The Ministry of Justice explained that Russia does not recognize the Hague arbitration's right to consider lawsuits of Ukrainian companies on the payment of compensation.
The Russian authorities do not recognize the decision of Permanent Court of Arbitration at The Hague (PCA) to recover the compensation in favor of Ukrainian companies that lost their revenues after the annexation of Crimea.
"The Russian Federation does not recognize the decision due to the lack of jurisdiction to consider the aforementioned lawsuit," the press service of the Russian Ministry of Justice told RBC.
The day before, on May 9, the PCA press service announced that the arbitration took the first decision on the suit of a number of Ukrainian companies (some of them have ties with Ukrainian oligarch Igor Kolomoyskyi) that accused Russia of expropriating their assets in the Crimea.
"The PCA issued a unanimous decision (Award on the Merits), concerning issues of liability and damages," the PCA said.
Under the rules of confidentiality, the PCA does not disclose the essence of the solution, but the authoritative legal publications Global Arbitration Review and Law360 reported that the court awarded the group of claimants damages for a total of $159 million. The Ministry of Justice told RBC that the decision is about the compensation of about $140 million without accounting for the awarded interest. According to the UNIAN agency, the payment consists of $130 million in lost revenues plus interest of $20 million, arbitration also obliged Russia to compensate the plaintiffs' expenses for lawyers and costs of participation in the trial. However, a source close to the plaintiffs informed RBC in April 2017 that the total sum of the claims reached $231 million. Thus, the arbitrators appeared to have satisfied their demands only partially.
Russia was out of the arbitration process. Justifying its refusal, Russia notified the PCA in 2015 that the bilateral Russian-Ukrainian investment agreement of 1998 "can not serve as the basis for the formation of arbitration for the settlement of the dispute" and that it "does not recognize the jurisdiction of the Permanent Court of Arbitration at The Hague."
The Russian authorities have the right to challenge the arbitration award with the Dutch national court.
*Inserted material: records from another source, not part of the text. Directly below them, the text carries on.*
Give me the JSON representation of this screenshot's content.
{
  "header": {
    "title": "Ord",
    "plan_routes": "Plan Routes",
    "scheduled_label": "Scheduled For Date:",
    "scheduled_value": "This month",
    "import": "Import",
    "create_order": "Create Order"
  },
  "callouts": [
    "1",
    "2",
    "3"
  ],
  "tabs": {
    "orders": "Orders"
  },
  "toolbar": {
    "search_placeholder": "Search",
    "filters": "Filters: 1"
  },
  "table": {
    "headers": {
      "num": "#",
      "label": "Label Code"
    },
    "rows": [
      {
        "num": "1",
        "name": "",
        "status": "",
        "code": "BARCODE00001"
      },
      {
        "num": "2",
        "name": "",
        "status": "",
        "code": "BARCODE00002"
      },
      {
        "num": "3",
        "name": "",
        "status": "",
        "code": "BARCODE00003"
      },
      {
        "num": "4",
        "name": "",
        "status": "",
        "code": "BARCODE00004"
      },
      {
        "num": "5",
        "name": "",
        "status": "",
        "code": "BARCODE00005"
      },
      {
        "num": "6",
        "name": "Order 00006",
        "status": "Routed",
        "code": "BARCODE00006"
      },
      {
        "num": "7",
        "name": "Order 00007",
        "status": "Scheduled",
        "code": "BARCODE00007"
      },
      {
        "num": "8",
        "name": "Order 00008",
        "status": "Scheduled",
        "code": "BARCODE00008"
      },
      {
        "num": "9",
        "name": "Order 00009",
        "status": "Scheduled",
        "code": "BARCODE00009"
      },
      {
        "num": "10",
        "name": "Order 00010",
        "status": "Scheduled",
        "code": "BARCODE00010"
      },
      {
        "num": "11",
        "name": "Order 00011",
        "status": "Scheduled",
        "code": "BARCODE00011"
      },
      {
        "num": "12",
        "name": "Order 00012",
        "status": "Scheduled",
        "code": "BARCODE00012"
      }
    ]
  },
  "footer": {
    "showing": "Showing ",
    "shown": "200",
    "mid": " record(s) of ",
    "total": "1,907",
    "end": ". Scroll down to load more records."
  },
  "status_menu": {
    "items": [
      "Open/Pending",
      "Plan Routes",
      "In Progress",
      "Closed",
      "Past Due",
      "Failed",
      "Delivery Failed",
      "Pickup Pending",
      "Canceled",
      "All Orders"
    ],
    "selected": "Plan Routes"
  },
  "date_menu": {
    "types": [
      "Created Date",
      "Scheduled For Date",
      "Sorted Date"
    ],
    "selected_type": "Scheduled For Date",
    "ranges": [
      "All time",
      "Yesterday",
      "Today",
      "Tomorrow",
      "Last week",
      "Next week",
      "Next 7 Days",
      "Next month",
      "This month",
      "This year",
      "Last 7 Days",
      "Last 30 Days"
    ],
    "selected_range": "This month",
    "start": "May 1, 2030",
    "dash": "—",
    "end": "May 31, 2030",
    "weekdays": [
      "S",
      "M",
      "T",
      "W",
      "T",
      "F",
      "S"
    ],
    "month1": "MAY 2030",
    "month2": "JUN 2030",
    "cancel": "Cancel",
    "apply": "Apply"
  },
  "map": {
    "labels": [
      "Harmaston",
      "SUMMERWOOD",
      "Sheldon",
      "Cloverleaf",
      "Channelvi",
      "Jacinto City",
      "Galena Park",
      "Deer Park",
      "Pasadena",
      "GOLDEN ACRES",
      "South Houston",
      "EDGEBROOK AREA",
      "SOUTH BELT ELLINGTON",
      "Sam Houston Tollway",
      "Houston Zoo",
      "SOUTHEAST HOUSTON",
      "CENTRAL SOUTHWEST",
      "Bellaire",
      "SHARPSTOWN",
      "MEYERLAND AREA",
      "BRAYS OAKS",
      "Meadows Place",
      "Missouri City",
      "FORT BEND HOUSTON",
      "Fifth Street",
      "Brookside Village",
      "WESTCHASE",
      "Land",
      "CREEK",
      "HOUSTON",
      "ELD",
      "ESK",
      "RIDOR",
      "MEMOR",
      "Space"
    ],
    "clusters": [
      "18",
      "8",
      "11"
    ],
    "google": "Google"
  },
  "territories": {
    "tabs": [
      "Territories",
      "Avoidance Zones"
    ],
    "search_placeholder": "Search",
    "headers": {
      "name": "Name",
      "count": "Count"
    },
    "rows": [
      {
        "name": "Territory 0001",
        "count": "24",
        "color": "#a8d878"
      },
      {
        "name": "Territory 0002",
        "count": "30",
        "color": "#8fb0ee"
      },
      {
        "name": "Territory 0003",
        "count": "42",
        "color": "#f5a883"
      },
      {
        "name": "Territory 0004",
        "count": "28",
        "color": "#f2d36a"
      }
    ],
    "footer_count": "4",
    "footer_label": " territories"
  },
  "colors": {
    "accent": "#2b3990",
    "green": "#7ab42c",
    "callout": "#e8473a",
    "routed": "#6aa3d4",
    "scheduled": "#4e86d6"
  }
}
In turn, plaintiffs could apply to the courts of different countries for recognition and enforcement of the arbitration award, as former Yukos shareholders did.